I love those huge, illustrated books Lucasfilm produce to go with the 'Star Wars' films. However, since they're official titles they often overlook some of the more controversial episodes of the films' production. So I'm always interested in unauthorised accounts, the best being 'Empire Building: Remarkable, Real-life Story of "Star Wars"' by Garry Jenkins.
Michael Kaminiski's book is a bit of a mixed bag.
I can't deny he has done his research. His book goes into exhaustive detail. The depth of his analysis and the comparison of the various drafts is impressive, in particular his assessment of ROTJ at different stages of its development. I was convinced by his assertion that no uniform for the Jedi was every created (see p.324) and what we see in the prequel trilogy came about by default - ie the robes Obi-Wan wears in ANH were actually Tatooine dress, not Jedi as shown by the fact that Owen wears them too. I'd never considered that.

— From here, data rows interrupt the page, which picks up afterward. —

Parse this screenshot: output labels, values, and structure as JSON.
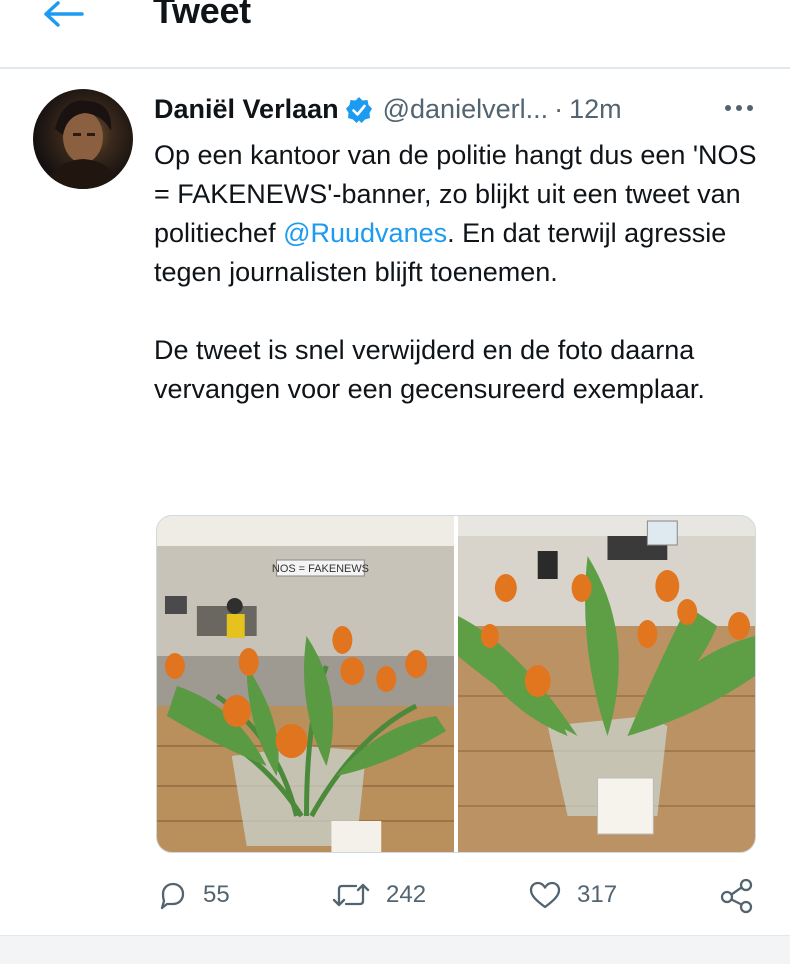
{
  "header": {
    "title": "Tweet"
  },
  "tweet": {
    "author_name": "Daniël Verlaan",
    "handle": "@danielverl...",
    "separator": "·",
    "time": "12m",
    "paragraph1_before": "Op een kantoor van de politie hangt dus een 'NOS = FAKENEWS'-banner, zo blijkt uit een tweet van politiechef ",
    "mention": "@Ruudvanes",
    "paragraph1_after": ". En dat terwijl agressie tegen journalisten blijft toenemen.",
    "paragraph2": "De tweet is snel verwijderd en de foto daarna vervangen voor een gecensureerd exemplaar.",
    "banner_text": "NOS = FAKENEWS"
  },
  "actions": {
    "replies": "55",
    "retweets": "242",
    "likes": "317"
  },
  "icons": {
    "back": "arrow-left-icon",
    "verified": "verified-badge-icon",
    "more": "more-horizontal-icon",
    "reply": "reply-icon",
    "retweet": "retweet-icon",
    "like": "heart-icon",
    "share": "share-icon"
  },
  "colors": {
    "accent": "#1d9bf0",
    "text": "#0f1419",
    "muted": "#536471"
  }
}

Equally impressive are some of the obscure documents he has managed to track down. Among the most noteworthy were the memos rejecting ANH by Universal and United Artists (on p.61). The accepted story is that they hated the proposed film. In truth their feelings were much warmer, they just weren't convinced enough to fork out millions of dollars. I was also pleased to see that Kaminski states the importance of Marcia Lucas, George's wife. I think her role in the original trilogy, as so often happens with the (female) supporting partner, has been overlooked.
Having said all that, I have a fair amount of criticism. For a start the book is too long. Mostly this is due to repetition as a lot of information is presented in duplicate, sometimes even triplicate. He repeats the plot of 'Hidden Fortress', for example, three times; the definition of 'retcon' is also given on numerous occasions (I got it on the first reading!). I assume this is due to the fact the book started as a series of separate articles. An editor really should have sorted this out. There are other editorial oversights too which diminish Kaminski's authority, such as unexplained jumps: Marcia goes from being GL's girlfriend to wife without even mentioning they got married! There are also some silly mistakes: Liam Neeson, for instance, didn't win an Academy Award for 'Schlinder's List' (p. 353) he was only nominated.
My biggest reservation, however, regards the tone of the book. For this the blame lies squarely with the author. For a start it's a bit patronising. Kaminski writes as if nobody before him had ever realised there are inconsistencies in the saga. I think anyone even remotely acquainted with the movies gets that. From Vader's screen time and relative position in the first 1977 movie it's clear that he wasn't originally envisioned as the lynchpin of the saga. That decision was made sometime during the development of ESB. Like I say, that's not quite the revelation Kaminski thinks it is.
He then attacks Lucas on the basis that the official story behind 'Star Wars' was that it was conceived from the outset as it turned out on screen. Although I agree that Lucas is often elastic with the truth, sometimes to the point of making things up, I don't think he quite deserves the scorn Kaminski pours on him. Indeed, he sometimes accuses Lucas of almost Orwellian acts of manipulating the past: see p. 207 for charges of 'suppressing and destroying'. Come on!
The author also compares statements Lucas has made over the years as further proof of his wicked intentions to hoodwink the public. The best example is on p.209. And the best response is: can't people change their minds? Don't we all? What seemed true in 1980 might not be so in 2004! I think of something of the daft things I wrote about my first boyfriend. I believed them with utter sincerity at the time; obviously now my views are very different. Kaminski seems to believe that if someone makes a statement it's set in stone and true forever after, and uses this to condemn their future self.
To that end, he's also quite rude about Lucas - something which I was uncomfortable with. We're all entitled to our opinions but a writer will seem more authoritative if he's objective. On p.361, for example, he describes GL as a `bloated, soulless technocrat'. OK, so he's paraphrasing other people but without a direct source it's difficult to disconnect statement from author.
The Appendices are a masterclass in supposition.
I struggled to decide what star-rating to give this book. Ultimately I wanted to give it 3.5 stars but since my policy is always to round up it gets 4... but I hope anyone reading this review sees that in the context of my reservations.